ACTIVITY |
If a line in the records contains the string "JSON", show that line.

━━━━━━

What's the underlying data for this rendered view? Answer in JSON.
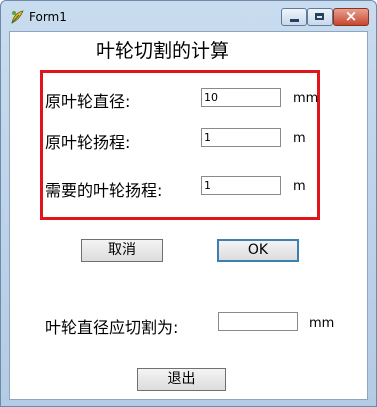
{
  "window": {
    "title": "Form1",
    "icon": "leaf-app-icon",
    "controls": [
      "minimize",
      "maximize",
      "close"
    ],
    "close_glyph": "×"
  },
  "form": {
    "heading": "叶轮切割的计算",
    "fields": [
      {
        "label": "原叶轮直径:",
        "value": "10",
        "unit": "mm"
      },
      {
        "label": "原叶轮扬程:",
        "value": "1",
        "unit": "m"
      },
      {
        "label": "需要的叶轮扬程:",
        "value": "1",
        "unit": "m"
      }
    ],
    "cancel_label": "取消",
    "ok_label": "OK",
    "result": {
      "label": "叶轮直径应切割为:",
      "value": "",
      "unit": "mm"
    },
    "exit_label": "退出"
  },
  "colors": {
    "highlight_border": "#e0141a",
    "titlebar": "#c9dcef",
    "close_button": "#c8452e"
  }
}
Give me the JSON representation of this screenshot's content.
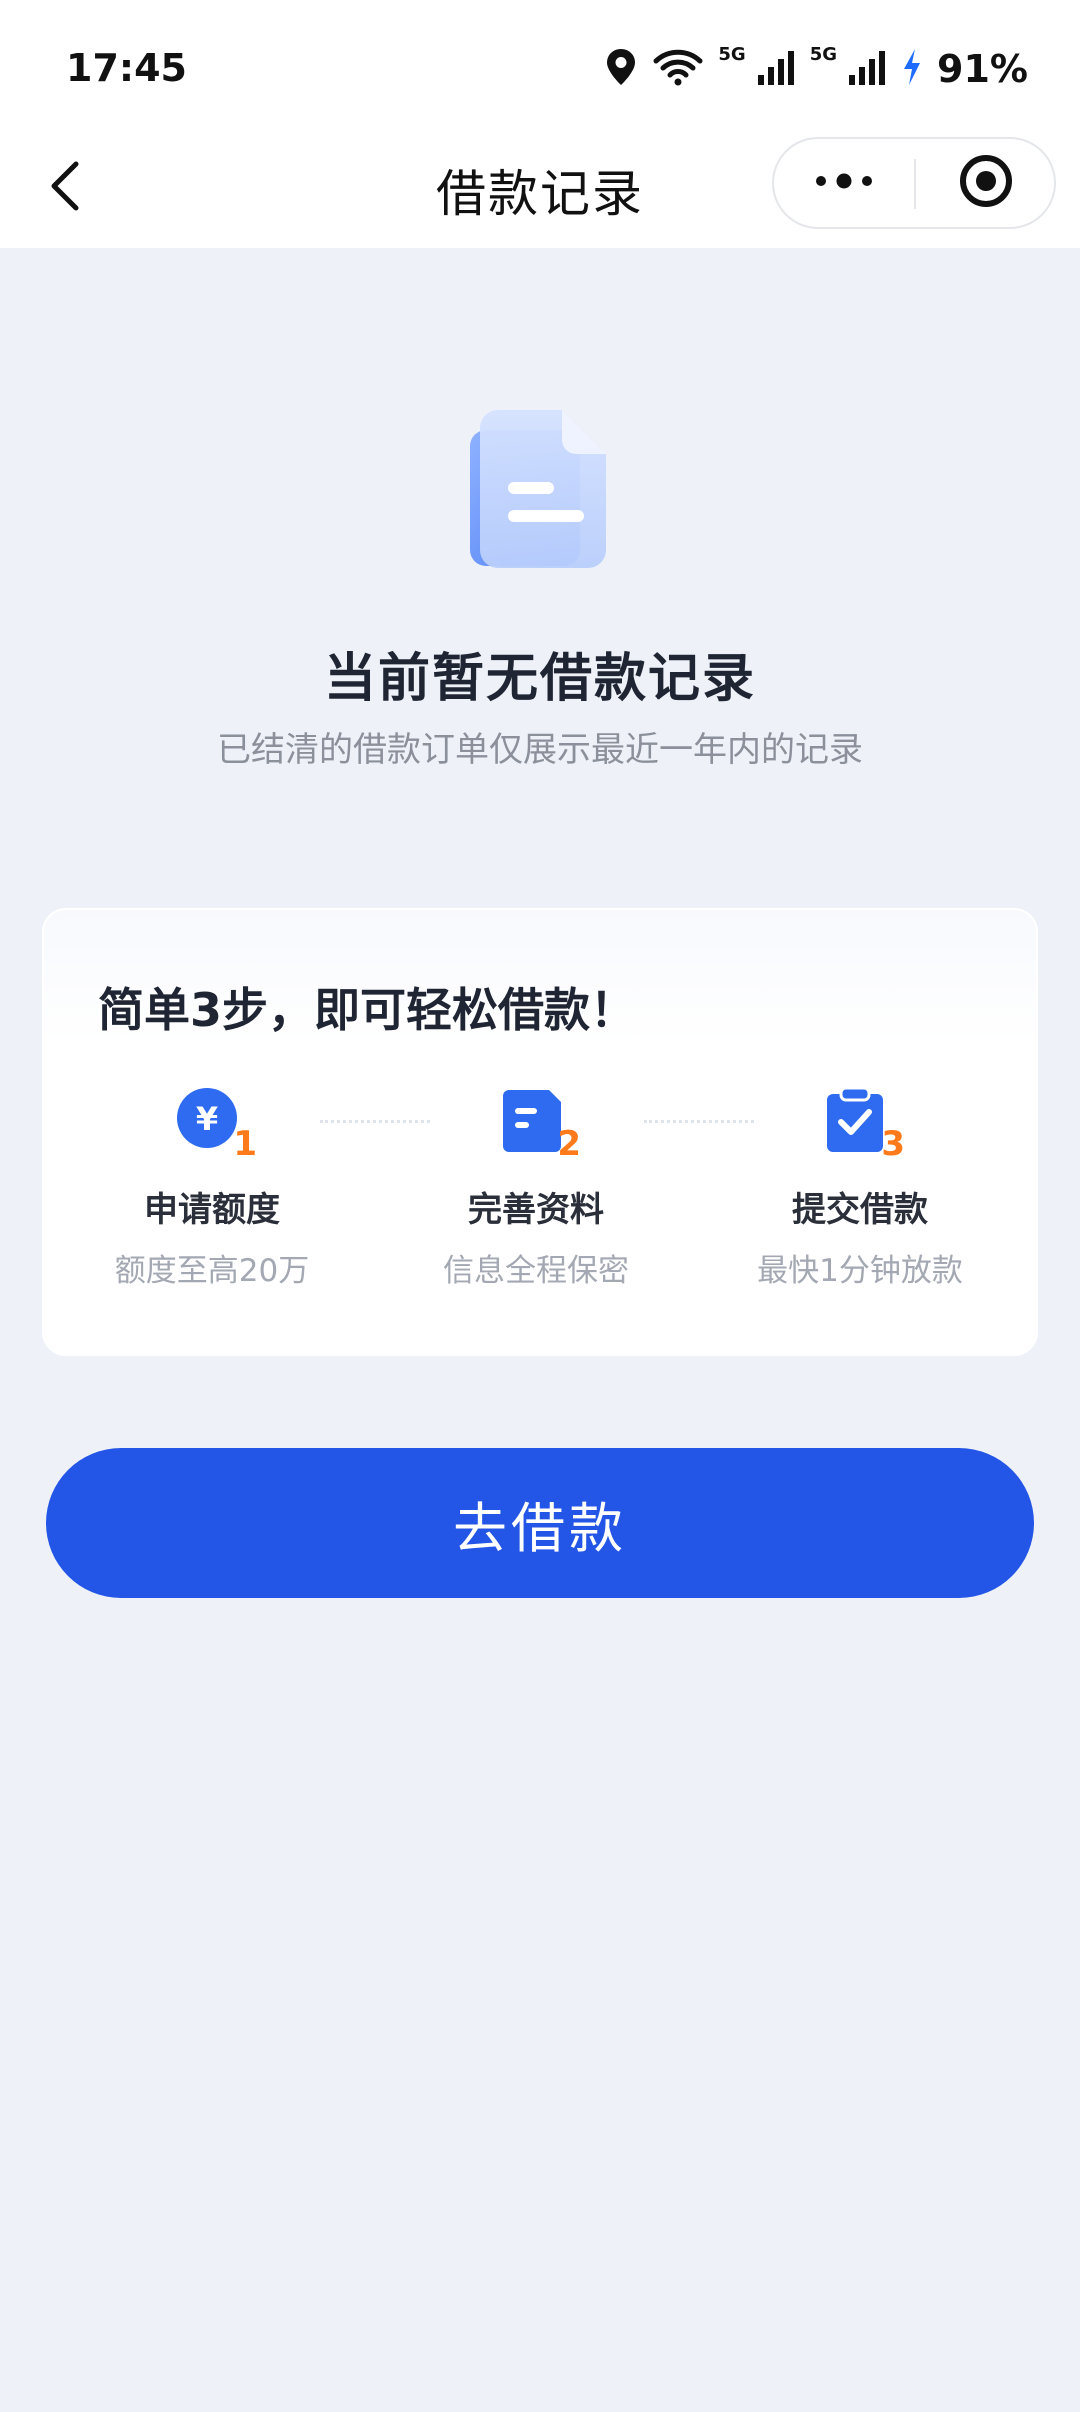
{
  "status_bar": {
    "time": "17:45",
    "signal_1_label": "5G",
    "signal_2_label": "5G",
    "battery": "91%",
    "icons": [
      "location-icon",
      "wifi-icon",
      "signal-icon",
      "signal-icon",
      "charging-icon"
    ]
  },
  "nav": {
    "title": "借款记录",
    "back_icon": "chevron-left-icon",
    "more_icon": "more-dots-icon",
    "close_icon": "target-circle-icon"
  },
  "empty_state": {
    "icon": "document-icon",
    "title": "当前暂无借款记录",
    "subtitle": "已结清的借款订单仅展示最近一年内的记录"
  },
  "steps_card": {
    "title": "简单3步，即可轻松借款！",
    "steps": [
      {
        "number": "1",
        "name": "申请额度",
        "desc": "额度至高20万",
        "icon": "yen-coin-icon"
      },
      {
        "number": "2",
        "name": "完善资料",
        "desc": "信息全程保密",
        "icon": "form-doc-icon"
      },
      {
        "number": "3",
        "name": "提交借款",
        "desc": "最快1分钟放款",
        "icon": "clipboard-check-icon"
      }
    ]
  },
  "cta": {
    "label": "去借款"
  },
  "colors": {
    "primary": "#2356e6",
    "accent_orange": "#ff7a1a",
    "background": "#eef2f8"
  }
}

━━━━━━

OUTPUT OF THE TASK |
What's the underlying data for this rendered view? Answer in JSON.
Give me the JSON representation of this screenshot's content.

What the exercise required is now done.